An advantage of designing for customization
Bryce Harrington writes about a simplified version of Inkscape. Sounds great, and it reminded me of Thomas Zander’s post about a simplified KWord interface for kids. The thing that struck me though is the implementation. From Bryce’s post:
“So, I think we could quite easily support an ‘inklite’ version of inkscape, built from the same codebase. Implementation-wise, it’d be easiest to do it as just two different executables via a #define INKLITE type thing; a lot of the menu code and stuff uses structs and static strings that can’t be modified at runtime. This is analogous to what we already do for inkview.”
#ifdefs to change some toolbars and menus around sounded a little strange to me, considering KDE menus and toolbars can be changed around through the user interface and through XML. Indeed from Thomas’s post:

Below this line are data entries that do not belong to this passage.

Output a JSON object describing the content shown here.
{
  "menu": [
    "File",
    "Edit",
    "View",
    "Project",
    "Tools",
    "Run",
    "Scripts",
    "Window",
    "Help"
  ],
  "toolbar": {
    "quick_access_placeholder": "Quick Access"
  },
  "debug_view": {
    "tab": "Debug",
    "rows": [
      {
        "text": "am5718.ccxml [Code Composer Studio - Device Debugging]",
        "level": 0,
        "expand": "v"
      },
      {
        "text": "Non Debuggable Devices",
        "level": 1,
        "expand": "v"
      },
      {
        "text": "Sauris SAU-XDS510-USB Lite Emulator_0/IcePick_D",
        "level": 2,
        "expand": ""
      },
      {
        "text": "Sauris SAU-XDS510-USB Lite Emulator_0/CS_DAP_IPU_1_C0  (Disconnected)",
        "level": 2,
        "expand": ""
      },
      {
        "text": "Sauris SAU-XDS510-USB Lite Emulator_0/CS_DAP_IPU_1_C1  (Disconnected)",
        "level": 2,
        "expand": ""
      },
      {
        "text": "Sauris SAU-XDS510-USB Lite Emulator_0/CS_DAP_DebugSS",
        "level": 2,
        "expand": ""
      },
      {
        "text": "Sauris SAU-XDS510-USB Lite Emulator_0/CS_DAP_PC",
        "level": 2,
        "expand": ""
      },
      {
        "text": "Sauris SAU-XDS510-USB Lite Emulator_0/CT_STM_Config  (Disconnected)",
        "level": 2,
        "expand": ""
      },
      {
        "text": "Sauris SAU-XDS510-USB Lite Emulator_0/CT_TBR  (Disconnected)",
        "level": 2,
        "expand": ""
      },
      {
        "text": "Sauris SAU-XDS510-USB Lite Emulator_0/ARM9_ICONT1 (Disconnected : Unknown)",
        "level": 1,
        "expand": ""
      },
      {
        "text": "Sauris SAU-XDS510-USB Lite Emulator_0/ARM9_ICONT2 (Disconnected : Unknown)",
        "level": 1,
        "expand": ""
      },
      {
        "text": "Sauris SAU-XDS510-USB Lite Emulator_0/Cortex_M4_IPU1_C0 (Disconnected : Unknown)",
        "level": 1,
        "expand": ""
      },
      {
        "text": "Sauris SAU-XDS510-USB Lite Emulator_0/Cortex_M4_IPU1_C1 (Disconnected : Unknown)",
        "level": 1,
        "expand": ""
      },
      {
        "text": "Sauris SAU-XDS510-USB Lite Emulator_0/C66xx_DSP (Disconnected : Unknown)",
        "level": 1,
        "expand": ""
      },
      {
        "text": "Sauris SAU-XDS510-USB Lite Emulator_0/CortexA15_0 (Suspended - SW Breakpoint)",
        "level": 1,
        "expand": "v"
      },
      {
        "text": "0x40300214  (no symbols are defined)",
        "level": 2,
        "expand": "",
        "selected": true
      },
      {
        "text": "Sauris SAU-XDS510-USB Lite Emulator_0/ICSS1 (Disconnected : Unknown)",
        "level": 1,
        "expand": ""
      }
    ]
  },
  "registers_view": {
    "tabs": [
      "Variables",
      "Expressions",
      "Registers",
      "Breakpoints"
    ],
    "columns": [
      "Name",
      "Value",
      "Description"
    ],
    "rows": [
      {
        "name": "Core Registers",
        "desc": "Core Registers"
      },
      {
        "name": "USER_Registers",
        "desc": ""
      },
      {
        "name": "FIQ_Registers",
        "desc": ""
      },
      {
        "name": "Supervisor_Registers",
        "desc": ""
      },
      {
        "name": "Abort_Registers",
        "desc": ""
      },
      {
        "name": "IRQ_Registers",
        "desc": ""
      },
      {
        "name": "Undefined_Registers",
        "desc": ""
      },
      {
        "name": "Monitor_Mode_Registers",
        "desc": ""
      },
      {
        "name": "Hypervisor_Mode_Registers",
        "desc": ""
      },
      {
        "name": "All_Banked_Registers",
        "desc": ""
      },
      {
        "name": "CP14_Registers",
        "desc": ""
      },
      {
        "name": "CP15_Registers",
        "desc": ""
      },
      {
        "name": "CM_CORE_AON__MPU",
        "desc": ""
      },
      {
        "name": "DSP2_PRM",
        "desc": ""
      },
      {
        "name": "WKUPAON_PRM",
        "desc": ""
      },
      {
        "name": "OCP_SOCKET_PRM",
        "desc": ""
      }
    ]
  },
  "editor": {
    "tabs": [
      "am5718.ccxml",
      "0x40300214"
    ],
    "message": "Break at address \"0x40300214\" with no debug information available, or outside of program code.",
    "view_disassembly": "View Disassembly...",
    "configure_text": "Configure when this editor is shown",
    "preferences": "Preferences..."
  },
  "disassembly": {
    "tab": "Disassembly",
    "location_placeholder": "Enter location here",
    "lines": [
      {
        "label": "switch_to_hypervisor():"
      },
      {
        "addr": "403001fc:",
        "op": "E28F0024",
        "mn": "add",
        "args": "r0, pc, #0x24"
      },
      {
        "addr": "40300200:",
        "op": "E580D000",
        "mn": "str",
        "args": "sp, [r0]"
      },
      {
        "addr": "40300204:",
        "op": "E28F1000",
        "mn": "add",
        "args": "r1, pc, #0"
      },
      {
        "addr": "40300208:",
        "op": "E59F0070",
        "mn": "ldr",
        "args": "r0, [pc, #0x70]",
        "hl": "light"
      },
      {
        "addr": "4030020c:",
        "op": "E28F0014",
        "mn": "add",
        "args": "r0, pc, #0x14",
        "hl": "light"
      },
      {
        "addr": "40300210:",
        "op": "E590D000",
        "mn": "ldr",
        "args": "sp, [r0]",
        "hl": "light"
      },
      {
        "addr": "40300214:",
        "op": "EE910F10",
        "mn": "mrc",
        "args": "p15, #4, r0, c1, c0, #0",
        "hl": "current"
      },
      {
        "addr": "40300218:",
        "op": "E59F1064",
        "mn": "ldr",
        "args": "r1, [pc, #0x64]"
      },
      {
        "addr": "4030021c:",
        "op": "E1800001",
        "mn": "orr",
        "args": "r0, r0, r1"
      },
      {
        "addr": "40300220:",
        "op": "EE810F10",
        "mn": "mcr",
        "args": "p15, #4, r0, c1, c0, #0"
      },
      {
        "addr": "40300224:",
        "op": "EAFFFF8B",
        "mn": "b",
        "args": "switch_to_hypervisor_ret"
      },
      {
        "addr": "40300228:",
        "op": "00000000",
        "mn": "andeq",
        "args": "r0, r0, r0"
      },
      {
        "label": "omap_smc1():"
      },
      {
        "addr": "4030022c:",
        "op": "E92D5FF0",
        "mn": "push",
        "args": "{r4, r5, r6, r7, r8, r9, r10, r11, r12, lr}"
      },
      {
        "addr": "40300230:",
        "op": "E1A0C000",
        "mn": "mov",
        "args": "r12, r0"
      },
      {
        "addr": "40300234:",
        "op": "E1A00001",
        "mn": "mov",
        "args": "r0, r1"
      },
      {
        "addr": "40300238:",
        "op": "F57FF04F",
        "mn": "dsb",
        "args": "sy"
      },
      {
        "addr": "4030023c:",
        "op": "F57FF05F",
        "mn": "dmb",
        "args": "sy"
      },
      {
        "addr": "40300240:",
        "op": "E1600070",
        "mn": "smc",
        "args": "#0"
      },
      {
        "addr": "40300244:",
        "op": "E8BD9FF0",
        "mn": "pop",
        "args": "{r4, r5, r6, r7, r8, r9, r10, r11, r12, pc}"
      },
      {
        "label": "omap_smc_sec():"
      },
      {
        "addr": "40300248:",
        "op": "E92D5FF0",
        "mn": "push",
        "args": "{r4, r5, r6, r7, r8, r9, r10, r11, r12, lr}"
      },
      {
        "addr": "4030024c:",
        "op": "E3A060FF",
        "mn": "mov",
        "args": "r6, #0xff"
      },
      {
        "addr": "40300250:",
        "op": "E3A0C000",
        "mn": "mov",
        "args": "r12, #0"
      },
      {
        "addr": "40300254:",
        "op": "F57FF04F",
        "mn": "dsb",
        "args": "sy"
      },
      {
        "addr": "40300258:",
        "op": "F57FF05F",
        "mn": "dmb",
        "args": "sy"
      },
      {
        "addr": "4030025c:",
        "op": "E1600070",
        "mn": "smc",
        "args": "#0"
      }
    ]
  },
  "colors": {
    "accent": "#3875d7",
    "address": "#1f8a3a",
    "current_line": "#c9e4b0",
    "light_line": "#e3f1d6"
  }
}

“The simple-text plugin, like all other plugins can be enabled/disabled (or simply not be installed) for people that want a certain look. This makes it possible for one application to be used by all users in the market. The more the user needs, the more plugins he enables. Or in the case of our educational setting we disable most plugins and hide the default dockers.”
So, letting the interface be simplified with user controls compared to using #ifdefs… kudos to KOffice and KDE developers on creating flexible libraries.
Note: I hope this doesn’t get interpreted as a flame, I really like inkscape, this just pointed out to me what a great job KDE devs have done.
P.S. It’s a relief to use wordpress on >350MHz.